> _WHAT YOU SHOULD DO_
Go through the entries and count the lines with the string "content" in them. Give only that number.

> _SOURCE MATERIAL_
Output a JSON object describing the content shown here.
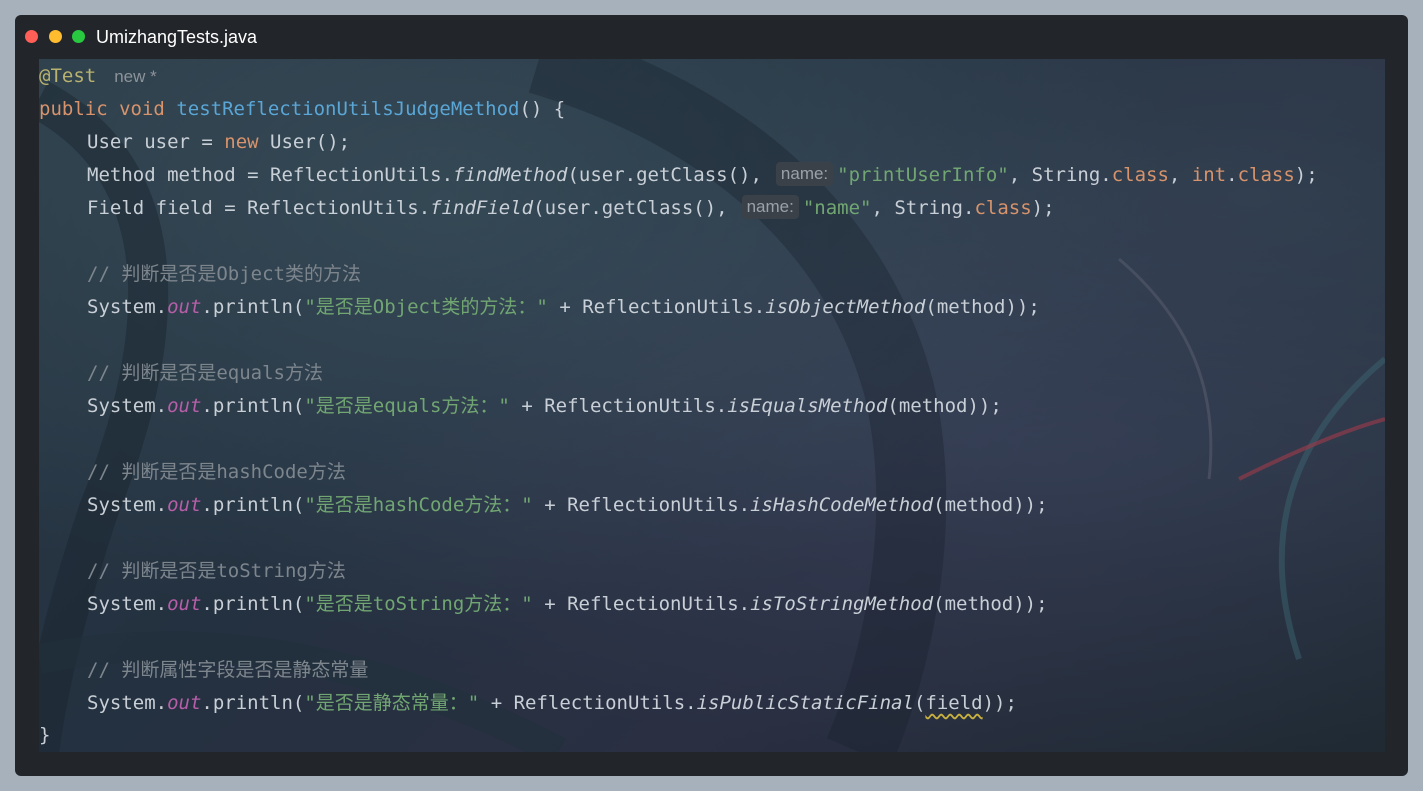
{
  "window": {
    "title": "UmizhangTests.java"
  },
  "editor": {
    "annotation": "@Test",
    "new_hint": "new *",
    "sig": {
      "public": "public",
      "void": "void",
      "method_name": "testReflectionUtilsJudgeMethod",
      "rest": "() {"
    },
    "line_user": {
      "a": "User user = ",
      "new": "new",
      "b": " User();"
    },
    "line_method": {
      "a": "Method method = ReflectionUtils.",
      "fn": "findMethod",
      "b": "(user.getClass(),",
      "hint": "name:",
      "str": "\"printUserInfo\"",
      "c": ", String.",
      "class1": "class",
      "d": ", ",
      "int": "int",
      "e": ".",
      "class2": "class",
      "f": ");"
    },
    "line_field": {
      "a": "Field field = ReflectionUtils.",
      "fn": "findField",
      "b": "(user.getClass(),",
      "hint": "name:",
      "str": "\"name\"",
      "c": ", String.",
      "class1": "class",
      "d": ");"
    },
    "sys": "System.",
    "out": "out",
    "println": ".println(",
    "plus": " + ReflectionUtils.",
    "c1": "// 判断是否是Object类的方法",
    "s1": "\"是否是Object类的方法：\"",
    "m1": "isObjectMethod",
    "a1": "(method));",
    "c2": "// 判断是否是equals方法",
    "s2": "\"是否是equals方法：\"",
    "m2": "isEqualsMethod",
    "a2": "(method));",
    "c3": "// 判断是否是hashCode方法",
    "s3": "\"是否是hashCode方法：\"",
    "m3": "isHashCodeMethod",
    "a3": "(method));",
    "c4": "// 判断是否是toString方法",
    "s4": "\"是否是toString方法：\"",
    "m4": "isToStringMethod",
    "a4": "(method));",
    "c5": "// 判断属性字段是否是静态常量",
    "s5": "\"是否是静态常量：\"",
    "m5": "isPublicStaticFinal",
    "a5_open": "(",
    "a5_arg": "field",
    "a5_close": "));",
    "closing": "}"
  }
}
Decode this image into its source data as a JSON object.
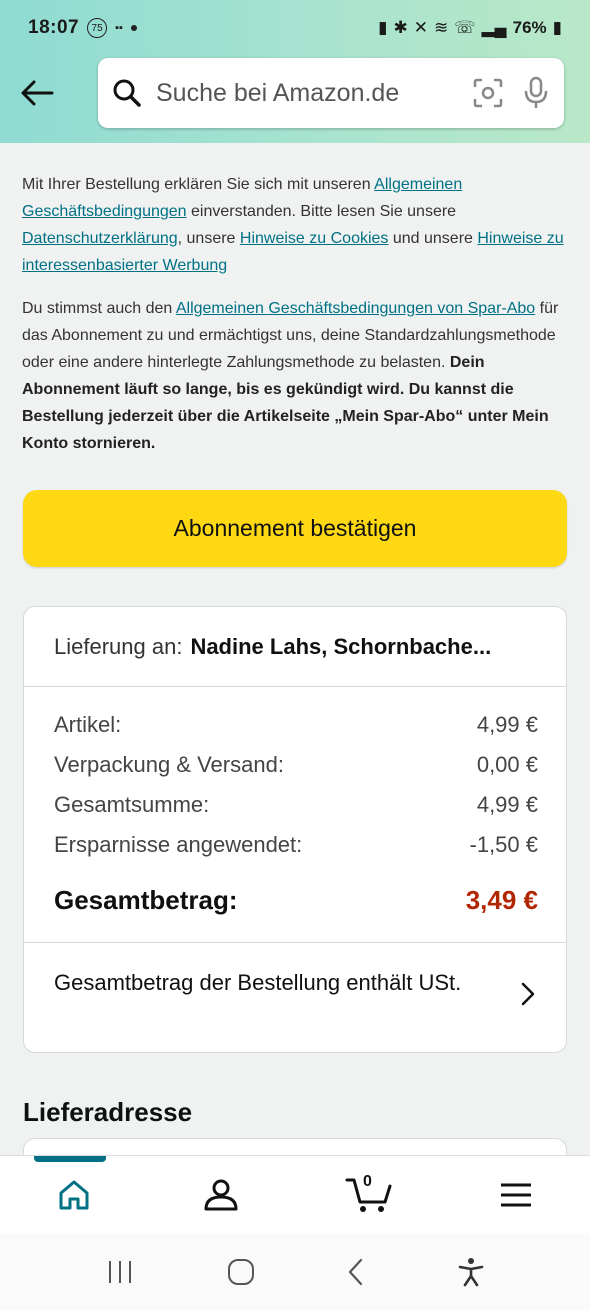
{
  "status_bar": {
    "time": "18:07",
    "badge": "75",
    "battery": "76%"
  },
  "search": {
    "placeholder": "Suche bei Amazon.de"
  },
  "legal": {
    "p1_a": "Mit Ihrer Bestellung erklären Sie sich mit unseren ",
    "p1_link1": "Allgemeinen Geschäftsbedingungen",
    "p1_b": " einverstanden. Bitte lesen Sie unsere ",
    "p1_link2": "Datenschutzerklärung",
    "p1_c": ", unsere ",
    "p1_link3": "Hinweise zu Cookies",
    "p1_d": " und unsere ",
    "p1_link4": "Hinweise zu interessenbasierter Werbung",
    "p2_a": "Du stimmst auch den ",
    "p2_link1": "Allgemeinen Geschäftsbedingungen von Spar-Abo",
    "p2_b": " für das Abonnement zu und ermächtigst uns, deine Standardzahlungsmethode oder eine andere hinterlegte Zahlungsmethode zu belasten. ",
    "p2_bold": "Dein Abonnement läuft so lange, bis es gekündigt wird. Du kannst die Bestellung jederzeit über die Artikelseite „Mein Spar-Abo“ unter Mein Konto stornieren."
  },
  "confirm_button": "Abonnement bestätigen",
  "summary": {
    "delivery_label": "Lieferung an:",
    "delivery_name": "Nadine Lahs, Schornbache...",
    "rows": [
      {
        "label": "Artikel:",
        "value": "4,99 €"
      },
      {
        "label": "Verpackung & Versand:",
        "value": "0,00 €"
      },
      {
        "label": "Gesamtsumme:",
        "value": "4,99 €"
      },
      {
        "label": "Ersparnisse angewendet:",
        "value": "-1,50 €"
      }
    ],
    "total_label": "Gesamtbetrag:",
    "total_value": "3,49 €",
    "vat_text": "Gesamtbetrag der Bestellung enthält USt."
  },
  "section_heading": "Lieferadresse",
  "bottom_nav": {
    "cart_count": "0"
  },
  "colors": {
    "accent": "#007185",
    "button": "#ffd814",
    "price": "#b12704"
  }
}
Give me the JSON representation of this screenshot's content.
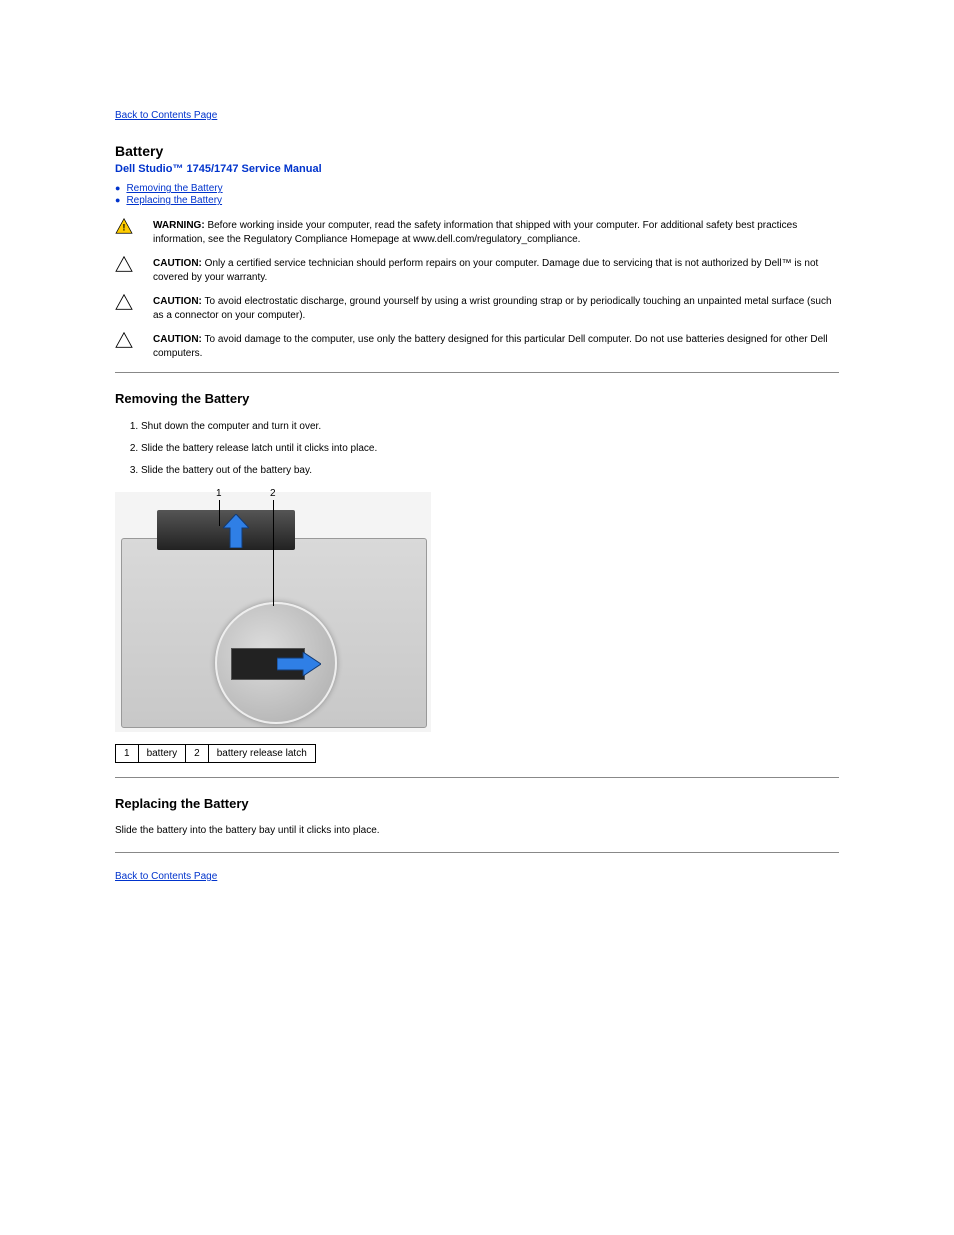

> _SOLUTION TO THIS TASK_
2